**Data to use:**
• • • • • • •

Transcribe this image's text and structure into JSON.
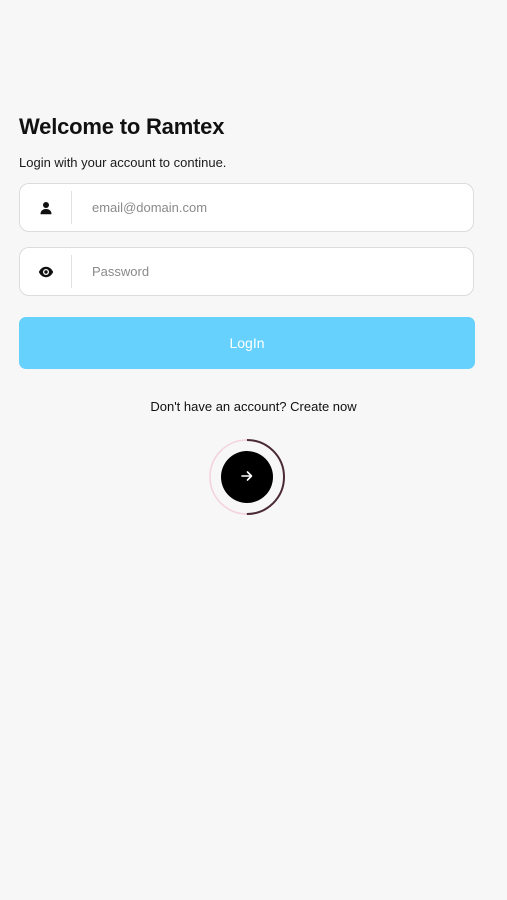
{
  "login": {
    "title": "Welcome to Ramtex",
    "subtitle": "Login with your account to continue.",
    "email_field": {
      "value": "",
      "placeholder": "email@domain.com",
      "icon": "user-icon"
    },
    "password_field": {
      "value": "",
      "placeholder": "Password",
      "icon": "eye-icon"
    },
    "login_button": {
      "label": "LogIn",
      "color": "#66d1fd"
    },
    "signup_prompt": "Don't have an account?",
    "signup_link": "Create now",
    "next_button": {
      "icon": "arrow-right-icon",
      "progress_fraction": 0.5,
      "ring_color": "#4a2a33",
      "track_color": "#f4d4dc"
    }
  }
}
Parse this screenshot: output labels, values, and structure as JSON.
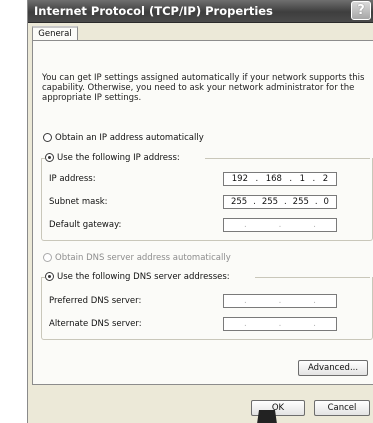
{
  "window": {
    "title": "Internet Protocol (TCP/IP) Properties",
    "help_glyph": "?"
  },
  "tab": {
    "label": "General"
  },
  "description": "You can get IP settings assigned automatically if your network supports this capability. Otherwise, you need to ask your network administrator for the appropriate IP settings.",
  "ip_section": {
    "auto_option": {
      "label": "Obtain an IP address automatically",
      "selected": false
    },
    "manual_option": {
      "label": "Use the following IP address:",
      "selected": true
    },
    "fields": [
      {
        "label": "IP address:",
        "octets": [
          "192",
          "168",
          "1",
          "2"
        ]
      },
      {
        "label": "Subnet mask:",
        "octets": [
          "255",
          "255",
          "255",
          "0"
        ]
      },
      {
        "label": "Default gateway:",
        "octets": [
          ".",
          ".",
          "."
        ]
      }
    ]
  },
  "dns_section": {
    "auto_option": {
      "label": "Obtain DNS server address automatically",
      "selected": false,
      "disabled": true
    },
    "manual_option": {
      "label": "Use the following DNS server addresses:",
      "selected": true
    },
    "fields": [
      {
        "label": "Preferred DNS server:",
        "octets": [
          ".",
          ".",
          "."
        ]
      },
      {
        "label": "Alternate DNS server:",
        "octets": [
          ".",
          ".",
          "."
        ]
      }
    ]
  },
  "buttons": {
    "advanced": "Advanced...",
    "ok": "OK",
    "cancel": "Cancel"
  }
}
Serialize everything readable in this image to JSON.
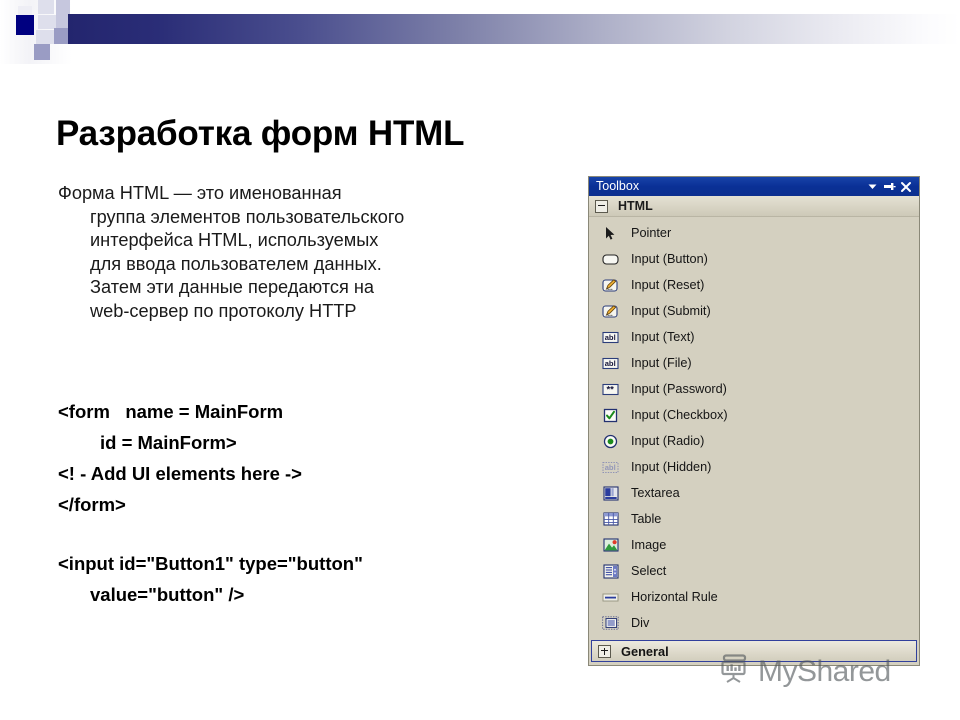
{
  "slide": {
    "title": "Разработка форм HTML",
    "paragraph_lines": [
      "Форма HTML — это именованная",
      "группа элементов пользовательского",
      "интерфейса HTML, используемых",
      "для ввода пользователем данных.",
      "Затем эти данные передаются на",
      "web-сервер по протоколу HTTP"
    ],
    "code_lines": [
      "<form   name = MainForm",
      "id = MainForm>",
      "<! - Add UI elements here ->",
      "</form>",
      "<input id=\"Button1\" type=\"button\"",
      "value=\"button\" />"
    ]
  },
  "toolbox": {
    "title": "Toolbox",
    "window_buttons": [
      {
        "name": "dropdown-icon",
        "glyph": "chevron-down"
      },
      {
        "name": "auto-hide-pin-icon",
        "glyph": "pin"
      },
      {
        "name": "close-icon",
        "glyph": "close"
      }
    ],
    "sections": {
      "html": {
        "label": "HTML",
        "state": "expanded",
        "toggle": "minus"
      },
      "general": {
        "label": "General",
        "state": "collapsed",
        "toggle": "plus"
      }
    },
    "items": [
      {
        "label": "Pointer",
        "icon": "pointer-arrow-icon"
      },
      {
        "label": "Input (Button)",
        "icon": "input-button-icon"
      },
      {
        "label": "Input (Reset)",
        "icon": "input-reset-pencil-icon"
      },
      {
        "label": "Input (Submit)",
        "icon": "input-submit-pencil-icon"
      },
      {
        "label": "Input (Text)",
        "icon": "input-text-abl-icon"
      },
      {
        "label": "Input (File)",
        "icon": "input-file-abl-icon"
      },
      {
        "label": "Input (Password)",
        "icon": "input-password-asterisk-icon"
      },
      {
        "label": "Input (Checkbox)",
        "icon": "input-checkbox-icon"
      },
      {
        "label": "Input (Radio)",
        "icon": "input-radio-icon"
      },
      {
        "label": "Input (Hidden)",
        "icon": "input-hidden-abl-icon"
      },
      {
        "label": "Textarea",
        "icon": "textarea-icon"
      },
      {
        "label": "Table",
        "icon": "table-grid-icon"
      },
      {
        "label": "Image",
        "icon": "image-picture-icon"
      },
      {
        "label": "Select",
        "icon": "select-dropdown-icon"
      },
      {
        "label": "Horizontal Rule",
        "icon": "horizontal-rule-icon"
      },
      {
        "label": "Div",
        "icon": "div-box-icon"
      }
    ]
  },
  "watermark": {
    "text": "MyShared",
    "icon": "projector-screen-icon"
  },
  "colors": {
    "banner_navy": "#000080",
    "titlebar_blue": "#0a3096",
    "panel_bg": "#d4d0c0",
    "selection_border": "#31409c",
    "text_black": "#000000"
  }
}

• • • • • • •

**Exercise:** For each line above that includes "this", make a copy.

**Your solution:**
Transcribe this image's text and structure into JSON.
Parse this screenshot: output labels, values, and structure as JSON.
  "description": "You can get IP settings assigned automatically if your network supports this capability. Otherwise, you need to ask your network administrator for the appropriate IP settings.",
Serialize everything readable in this image to JSON.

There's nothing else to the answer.